[WHAT THIS TASK INVOLVES]
Every entry, exactly as given, must be retyped.

Segment Start: MATERIAL TO PROCESS

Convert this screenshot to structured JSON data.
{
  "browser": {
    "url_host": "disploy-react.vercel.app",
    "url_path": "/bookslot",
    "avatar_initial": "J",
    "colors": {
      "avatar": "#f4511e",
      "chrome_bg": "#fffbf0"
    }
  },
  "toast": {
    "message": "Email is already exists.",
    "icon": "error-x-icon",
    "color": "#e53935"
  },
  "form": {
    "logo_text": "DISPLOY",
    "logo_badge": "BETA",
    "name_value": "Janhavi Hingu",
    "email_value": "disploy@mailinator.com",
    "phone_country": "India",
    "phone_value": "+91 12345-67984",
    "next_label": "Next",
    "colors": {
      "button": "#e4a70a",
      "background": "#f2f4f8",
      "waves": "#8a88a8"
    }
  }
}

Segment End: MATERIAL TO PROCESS

[RESPONSE TO THE EXERCISE]
Convert this screenshot to structured JSON data.
{
  "browser": {
    "url_host": "disploy-react.vercel.app",
    "url_path": "/bookslot",
    "avatar_initial": "J",
    "colors": {
      "avatar": "#f4511e",
      "chrome_bg": "#fffbf0"
    }
  },
  "toast": {
    "message": "Email is already exists.",
    "icon": "error-x-icon",
    "color": "#e53935"
  },
  "form": {
    "logo_text": "DISPLOY",
    "logo_badge": "BETA",
    "name_value": "Janhavi Hingu",
    "email_value": "disploy@mailinator.com",
    "phone_country": "India",
    "phone_value": "+91 12345-67984",
    "next_label": "Next",
    "colors": {
      "button": "#e4a70a",
      "background": "#f2f4f8",
      "waves": "#8a88a8"
    }
  }
}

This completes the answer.